On June 3, 2016, the Los Angeles City Council tentatively approved to the new minimum wage ordinance that is closely in sync (BUT at a faster pace) with the State Legislature’s Senate Bill 3 titled: “Minimum Wage: In-Home Supportive Services: Paid Sick Days.” (Click here to read our blog about it.) This ordinance was finally approved a week later on June 10, 2016 and signed into effect by Mayor Eric Garcetti.
Beginning on July 1, 2016, this ordinance raises the minimum wage of employees within the city of Los Angeles to $10.50 per hour for businesses with 26 or more employees. Businesses with fewer employees are allowed to delay the increase for one year.
By July 2017, the wage will then go up to $12 per hour; $13.25 by July 2018; $14.25 per hour by July 2019; and ultimately to $15 per hour by July 2020 (with a corresponding increase for smaller employers with fewer than 26 employees to follow a year after each applicable date). Once the minimum wage reaches $15 per hour for both small and large employers by 2021, the ordinance additionally calls for a continued increase in 2022, based on the then current cost of living.
This ordinance and Senate Bill 3 both aim to increase the minimum wage to $15 per hour; however, their schedules of increase are on different timelines. The City of Los Angeles is on a much faster pace than the State of California.

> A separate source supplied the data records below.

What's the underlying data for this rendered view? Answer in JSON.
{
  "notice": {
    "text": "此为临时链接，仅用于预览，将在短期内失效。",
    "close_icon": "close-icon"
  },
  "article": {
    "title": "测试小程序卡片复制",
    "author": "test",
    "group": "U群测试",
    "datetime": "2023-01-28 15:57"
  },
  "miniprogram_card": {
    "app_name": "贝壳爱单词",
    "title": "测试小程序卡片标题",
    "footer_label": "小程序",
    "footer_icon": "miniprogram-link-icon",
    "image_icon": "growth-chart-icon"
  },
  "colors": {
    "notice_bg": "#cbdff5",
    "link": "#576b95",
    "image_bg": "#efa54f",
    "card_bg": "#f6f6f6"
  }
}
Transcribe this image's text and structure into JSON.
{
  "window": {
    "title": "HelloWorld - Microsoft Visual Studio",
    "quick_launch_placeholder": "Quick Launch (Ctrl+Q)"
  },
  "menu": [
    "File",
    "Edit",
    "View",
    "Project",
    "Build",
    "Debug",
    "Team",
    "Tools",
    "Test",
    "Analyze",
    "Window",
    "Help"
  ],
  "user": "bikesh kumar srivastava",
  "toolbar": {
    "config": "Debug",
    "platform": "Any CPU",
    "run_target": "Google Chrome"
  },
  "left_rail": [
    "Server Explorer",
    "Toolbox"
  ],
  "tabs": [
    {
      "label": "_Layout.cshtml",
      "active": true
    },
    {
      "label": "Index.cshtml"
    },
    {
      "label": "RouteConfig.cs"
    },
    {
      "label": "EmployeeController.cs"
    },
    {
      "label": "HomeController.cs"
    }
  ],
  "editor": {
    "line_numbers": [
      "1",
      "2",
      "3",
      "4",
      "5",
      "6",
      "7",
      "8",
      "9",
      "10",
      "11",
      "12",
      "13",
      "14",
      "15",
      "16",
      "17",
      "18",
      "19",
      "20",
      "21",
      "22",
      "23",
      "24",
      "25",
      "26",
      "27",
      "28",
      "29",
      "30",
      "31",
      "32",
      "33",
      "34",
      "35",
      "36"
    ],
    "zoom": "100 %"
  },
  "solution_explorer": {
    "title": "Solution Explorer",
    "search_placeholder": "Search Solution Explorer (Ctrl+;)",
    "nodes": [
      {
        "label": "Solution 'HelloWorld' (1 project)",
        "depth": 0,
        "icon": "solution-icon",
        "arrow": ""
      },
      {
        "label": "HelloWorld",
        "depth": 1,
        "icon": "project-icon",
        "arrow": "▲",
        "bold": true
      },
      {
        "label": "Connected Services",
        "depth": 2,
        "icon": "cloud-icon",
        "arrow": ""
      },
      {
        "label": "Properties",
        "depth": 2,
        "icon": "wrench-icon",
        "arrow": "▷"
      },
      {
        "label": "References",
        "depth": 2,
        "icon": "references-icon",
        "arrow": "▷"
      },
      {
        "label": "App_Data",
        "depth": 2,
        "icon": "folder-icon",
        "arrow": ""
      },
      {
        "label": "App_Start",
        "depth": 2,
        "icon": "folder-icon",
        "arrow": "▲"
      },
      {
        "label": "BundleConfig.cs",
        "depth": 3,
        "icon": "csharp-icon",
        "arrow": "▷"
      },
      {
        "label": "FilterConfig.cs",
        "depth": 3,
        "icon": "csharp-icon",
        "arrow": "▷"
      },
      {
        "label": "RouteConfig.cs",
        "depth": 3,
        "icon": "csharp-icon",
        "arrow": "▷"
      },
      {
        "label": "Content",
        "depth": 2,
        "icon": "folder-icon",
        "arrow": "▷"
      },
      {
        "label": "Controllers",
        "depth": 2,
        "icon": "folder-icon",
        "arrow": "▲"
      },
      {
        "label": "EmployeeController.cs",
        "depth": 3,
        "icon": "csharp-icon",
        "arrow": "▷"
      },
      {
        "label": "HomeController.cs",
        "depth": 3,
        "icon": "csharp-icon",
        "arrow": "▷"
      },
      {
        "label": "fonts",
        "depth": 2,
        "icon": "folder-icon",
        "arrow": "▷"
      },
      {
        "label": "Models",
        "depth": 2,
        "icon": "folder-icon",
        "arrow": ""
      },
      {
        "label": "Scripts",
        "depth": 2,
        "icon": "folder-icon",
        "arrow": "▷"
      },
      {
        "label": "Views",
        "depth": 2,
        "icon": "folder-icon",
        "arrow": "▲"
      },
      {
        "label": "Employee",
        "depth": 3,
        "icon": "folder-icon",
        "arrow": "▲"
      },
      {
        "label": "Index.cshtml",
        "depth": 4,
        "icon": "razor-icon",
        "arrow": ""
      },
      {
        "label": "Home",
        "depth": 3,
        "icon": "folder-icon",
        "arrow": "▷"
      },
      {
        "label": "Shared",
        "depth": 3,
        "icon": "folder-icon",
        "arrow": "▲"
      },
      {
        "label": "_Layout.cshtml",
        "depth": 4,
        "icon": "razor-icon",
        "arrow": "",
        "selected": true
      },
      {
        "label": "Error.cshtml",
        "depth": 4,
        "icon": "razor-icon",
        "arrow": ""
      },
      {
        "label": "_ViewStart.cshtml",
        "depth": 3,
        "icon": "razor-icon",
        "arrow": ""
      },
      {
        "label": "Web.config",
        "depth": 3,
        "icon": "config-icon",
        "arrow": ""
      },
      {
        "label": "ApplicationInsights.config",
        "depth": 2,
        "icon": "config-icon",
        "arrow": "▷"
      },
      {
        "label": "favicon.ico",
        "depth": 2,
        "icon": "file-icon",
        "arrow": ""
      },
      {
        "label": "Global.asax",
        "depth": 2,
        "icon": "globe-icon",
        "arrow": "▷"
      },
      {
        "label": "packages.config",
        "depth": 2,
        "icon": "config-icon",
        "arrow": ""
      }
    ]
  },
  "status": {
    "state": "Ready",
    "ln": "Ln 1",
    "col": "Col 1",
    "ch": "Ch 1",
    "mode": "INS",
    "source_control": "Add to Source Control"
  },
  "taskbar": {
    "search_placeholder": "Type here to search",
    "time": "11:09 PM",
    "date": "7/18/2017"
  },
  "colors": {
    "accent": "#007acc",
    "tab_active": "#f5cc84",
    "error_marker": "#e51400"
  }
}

If you are currently employed and are being paid less than the statutorily mandated amount, you may very well have a legal claim against your employer and should immediately seek legal representation.